**Data records**
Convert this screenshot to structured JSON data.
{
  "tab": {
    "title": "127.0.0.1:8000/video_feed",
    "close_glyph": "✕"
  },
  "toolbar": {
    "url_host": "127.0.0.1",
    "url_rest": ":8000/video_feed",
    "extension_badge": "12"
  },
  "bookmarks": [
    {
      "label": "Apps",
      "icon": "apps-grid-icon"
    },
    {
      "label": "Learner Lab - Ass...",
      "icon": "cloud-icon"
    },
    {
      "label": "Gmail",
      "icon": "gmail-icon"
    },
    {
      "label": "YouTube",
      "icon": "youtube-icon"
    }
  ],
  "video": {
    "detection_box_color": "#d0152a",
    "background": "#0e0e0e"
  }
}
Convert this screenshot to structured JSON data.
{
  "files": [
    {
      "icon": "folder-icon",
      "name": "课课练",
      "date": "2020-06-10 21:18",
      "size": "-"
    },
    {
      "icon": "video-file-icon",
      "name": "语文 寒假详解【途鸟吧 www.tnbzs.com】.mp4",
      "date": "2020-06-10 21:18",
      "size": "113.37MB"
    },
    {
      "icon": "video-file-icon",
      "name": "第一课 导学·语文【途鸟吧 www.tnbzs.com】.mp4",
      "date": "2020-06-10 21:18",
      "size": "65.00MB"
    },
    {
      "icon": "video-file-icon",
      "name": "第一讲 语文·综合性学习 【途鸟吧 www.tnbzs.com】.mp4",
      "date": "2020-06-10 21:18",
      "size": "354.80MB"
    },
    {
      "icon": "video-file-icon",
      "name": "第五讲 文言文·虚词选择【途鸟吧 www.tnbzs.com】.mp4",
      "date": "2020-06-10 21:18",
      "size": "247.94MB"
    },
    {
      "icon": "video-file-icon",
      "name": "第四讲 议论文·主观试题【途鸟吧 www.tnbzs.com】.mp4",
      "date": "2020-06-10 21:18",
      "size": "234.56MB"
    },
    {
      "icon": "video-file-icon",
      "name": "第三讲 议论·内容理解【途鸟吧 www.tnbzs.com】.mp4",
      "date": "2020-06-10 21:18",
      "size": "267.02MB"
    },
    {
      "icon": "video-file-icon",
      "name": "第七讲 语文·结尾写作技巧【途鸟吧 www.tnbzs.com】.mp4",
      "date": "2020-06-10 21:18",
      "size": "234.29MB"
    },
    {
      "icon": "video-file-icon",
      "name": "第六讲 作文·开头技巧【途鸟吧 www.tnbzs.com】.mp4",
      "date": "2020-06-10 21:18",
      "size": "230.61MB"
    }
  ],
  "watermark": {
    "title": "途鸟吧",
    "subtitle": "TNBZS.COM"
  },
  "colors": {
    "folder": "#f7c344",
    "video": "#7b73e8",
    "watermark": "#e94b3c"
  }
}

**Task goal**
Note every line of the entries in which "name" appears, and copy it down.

**Answer to this exercise**
      "name": "课课练",
      "name": "语文 寒假详解【途鸟吧 www.tnbzs.com】.mp4",
      "name": "第一课 导学·语文【途鸟吧 www.tnbzs.com】.mp4",
      "name": "第一讲 语文·综合性学习 【途鸟吧 www.tnbzs.com】.mp4",
      "name": "第五讲 文言文·虚词选择【途鸟吧 www.tnbzs.com】.mp4",
      "name": "第四讲 议论文·主观试题【途鸟吧 www.tnbzs.com】.mp4",
      "name": "第三讲 议论·内容理解【途鸟吧 www.tnbzs.com】.mp4",
      "name": "第七讲 语文·结尾写作技巧【途鸟吧 www.tnbzs.com】.mp4",
      "name": "第六讲 作文·开头技巧【途鸟吧 www.tnbzs.com】.mp4",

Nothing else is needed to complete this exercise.